Drisana Deborah Jack is at the articulate edge of a small and exciting batch of young St. Martiners who are, sometimes simultaneously, busy in literature, art, dance, song, and music, lighting an unprecedented crop of creative fires. Their energy is becoming the essential fuel for the nation’s cultural launch, or leap, into the twentyfirst century. These cultural workers come at a time when they are urgently needed at home. Their vanguard is earning critcal attention throughout the Caribbean and beyond from noted artists and institutions. When Drisana – also busy in art and theater – was granted a Fellow by the Caribbean Writers Institute, University of Miami, 1996, she was already being called a leader and ‘a most promising poet’ among St. Martin’s cultural brat pack in Newsday and Guardian. Her recitals have been at functions ranging from a ‘book party’ for scholar George Lamming to a protest against the proposed ‘ Franko-Dutch’ colonial treaty. Befor graduating from Marist College (B.A., 1993), she had been published in MC’s Collection of Non-Fiction Student Writings, listed in Who’s Who of Students in American Colleges and Universaties, and picked up the National Collegiate Cummunications Award. The Rainy Season is Drisana’s first published volume of poems.

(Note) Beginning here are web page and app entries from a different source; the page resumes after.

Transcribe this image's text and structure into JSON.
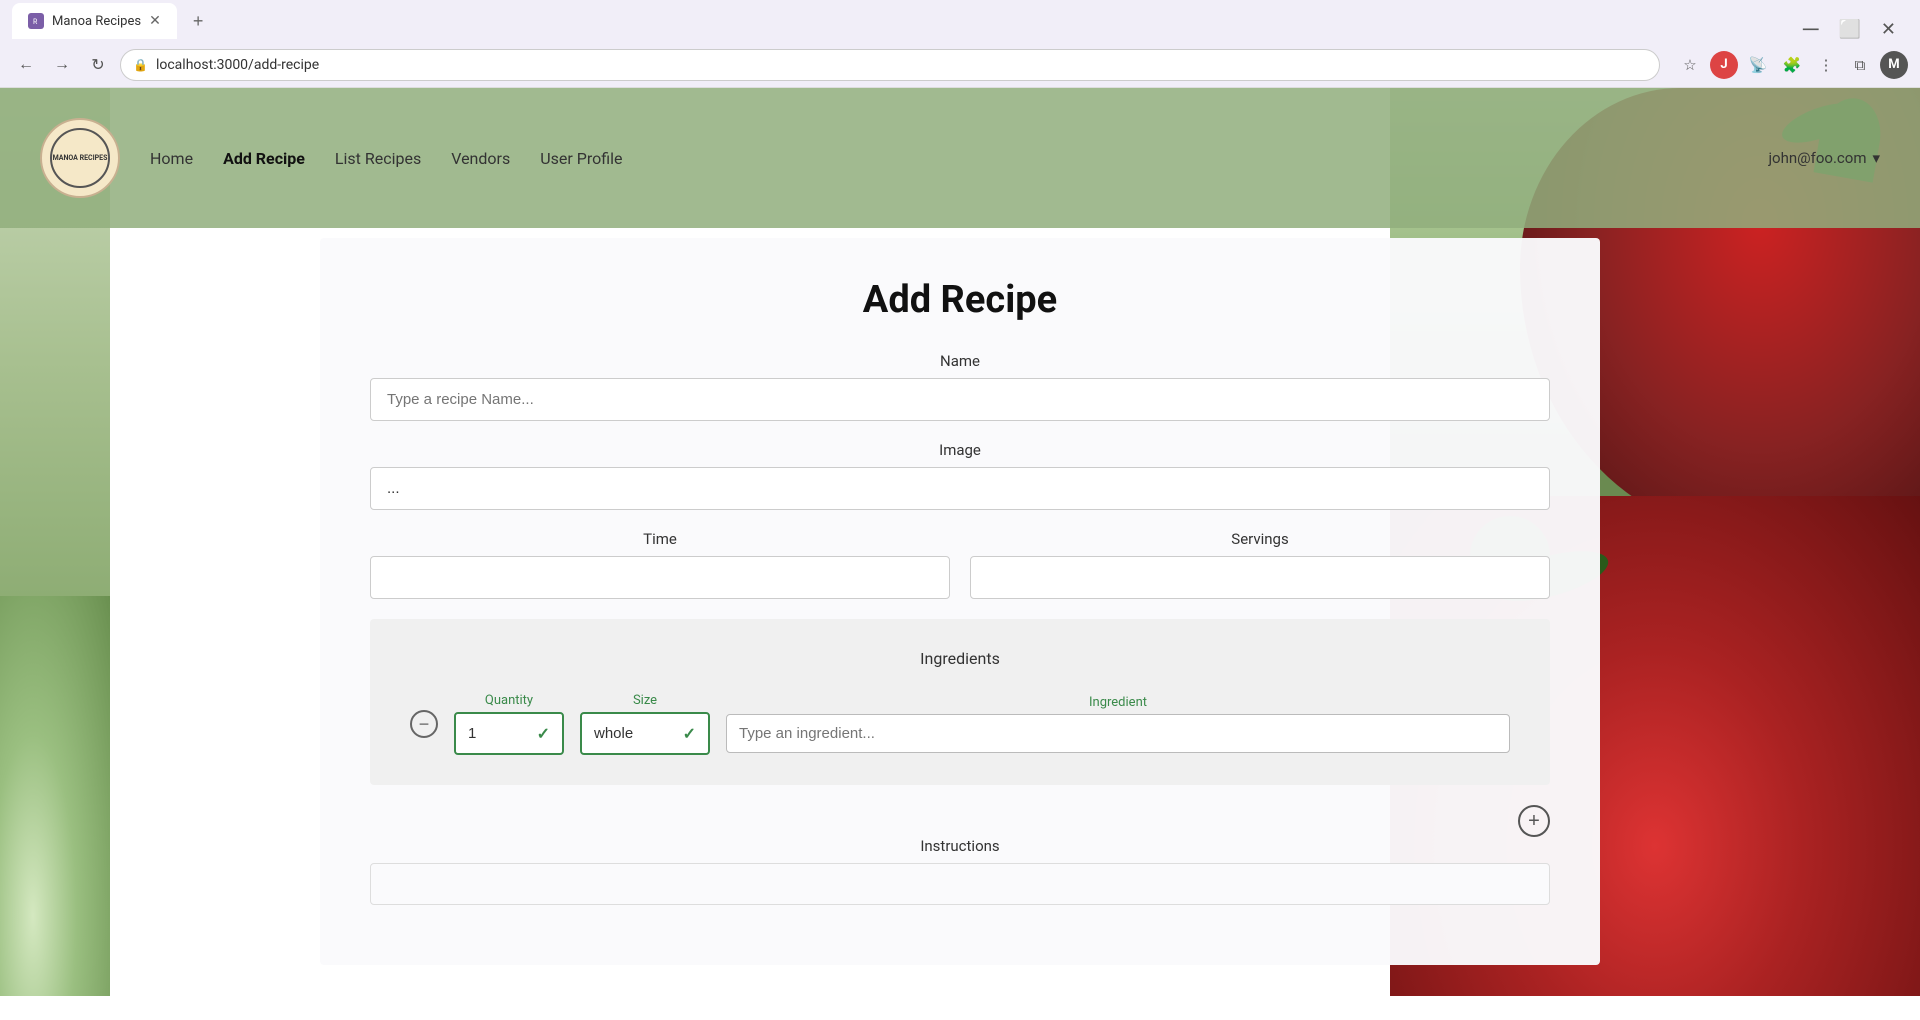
{
  "browser": {
    "tab_title": "Manoa Recipes",
    "url": "localhost:3000/add-recipe",
    "new_tab_label": "+"
  },
  "navbar": {
    "logo_text": "MANOA RECIPES",
    "links": [
      {
        "label": "Home",
        "active": false
      },
      {
        "label": "Add Recipe",
        "active": true
      },
      {
        "label": "List Recipes",
        "active": false
      },
      {
        "label": "Vendors",
        "active": false
      },
      {
        "label": "User Profile",
        "active": false
      }
    ],
    "user_email": "john@foo.com"
  },
  "page": {
    "title": "Add Recipe"
  },
  "form": {
    "name_label": "Name",
    "name_placeholder": "Type a recipe Name...",
    "image_label": "Image",
    "image_value": "...",
    "time_label": "Time",
    "servings_label": "Servings",
    "ingredients_title": "Ingredients",
    "quantity_label": "Quantity",
    "size_label": "Size",
    "ingredient_label": "Ingredient",
    "quantity_value": "1",
    "size_value": "whole",
    "ingredient_placeholder": "Type an ingredient...",
    "instructions_title": "Instructions"
  },
  "icons": {
    "back": "←",
    "forward": "→",
    "reload": "↻",
    "lock": "🔒",
    "star": "☆",
    "extensions": "🧩",
    "profile": "M",
    "remove": "−",
    "add": "+",
    "check": "✓",
    "dropdown": "▾",
    "close": "✕",
    "minimize": "−",
    "maximize": "□"
  }
}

“Here is a strong new voice which has come to join the chorus of inspired chanting of Caribbean women poets. Drisana Deborah Jack speaks her truth fearlessly, with passion and compassion and gentle irony. In these poems Africa and Europe, the old world and the new, all come together to inform the twenty-first century vision of this powerful young poet from St. Martin.”

Lorna Goodison, author of To US, All Flowers are Roses Universy of Michigan-Ann Arbor